Liberal democracies have long practised torture, but should they ever permit their officials to torture (and, if so, when?), how should their citizens think and talk about it, and how should the law treat it? Is it just another instance of 'dirty hands' in politics? If it averts some terrible harm, can resorting to it be seen as choosing the 'lesser evil'? What, then, is torture? The 'torture memos' of the Bush administration's legal advisers are reviewed and their attempt to narrow its definition criticized, as is Judge Posner's attempt to confine it to physical coercion. Attempts to evade the questions above (on the grounds that torture is never effective in averting disaster) are rejected. It is suggested that torture, unlike other cases of dirty hands considered, cannot be rendered liberal-democratically accountable, in the sense that it will sometimes be legitimate and, when not, punished, because its practice cannot be publicly recognized without undermining both the democratic and liberal components of liberal democracy. This suggestion is supported by adducing a 'Durkheimian argument' to the effect that our institutions and customs have been so penetrated by core elements of an egalitarian 'religion of individualism' that violating them threatens a kind of 'moral disintegration'. This, it is argued, requires liberal democracies to reject the very idea of a scale that can allow comparison of the benefits against the costs of torturing.

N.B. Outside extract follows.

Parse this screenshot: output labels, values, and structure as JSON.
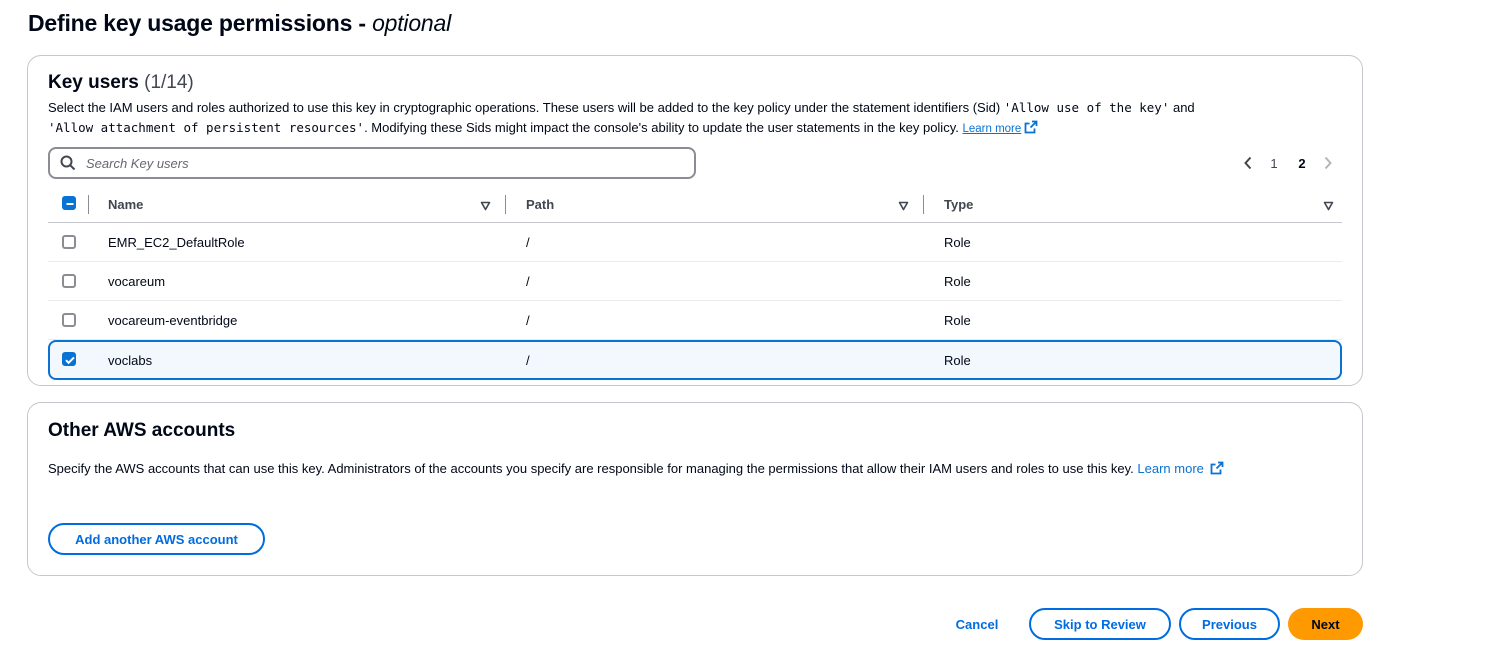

The absolute prohibition serves to maintain inhibitions, though these are currently being eroded by the fear of terrorism.
ASJC Scopus subject areas
- Sociology and Political Science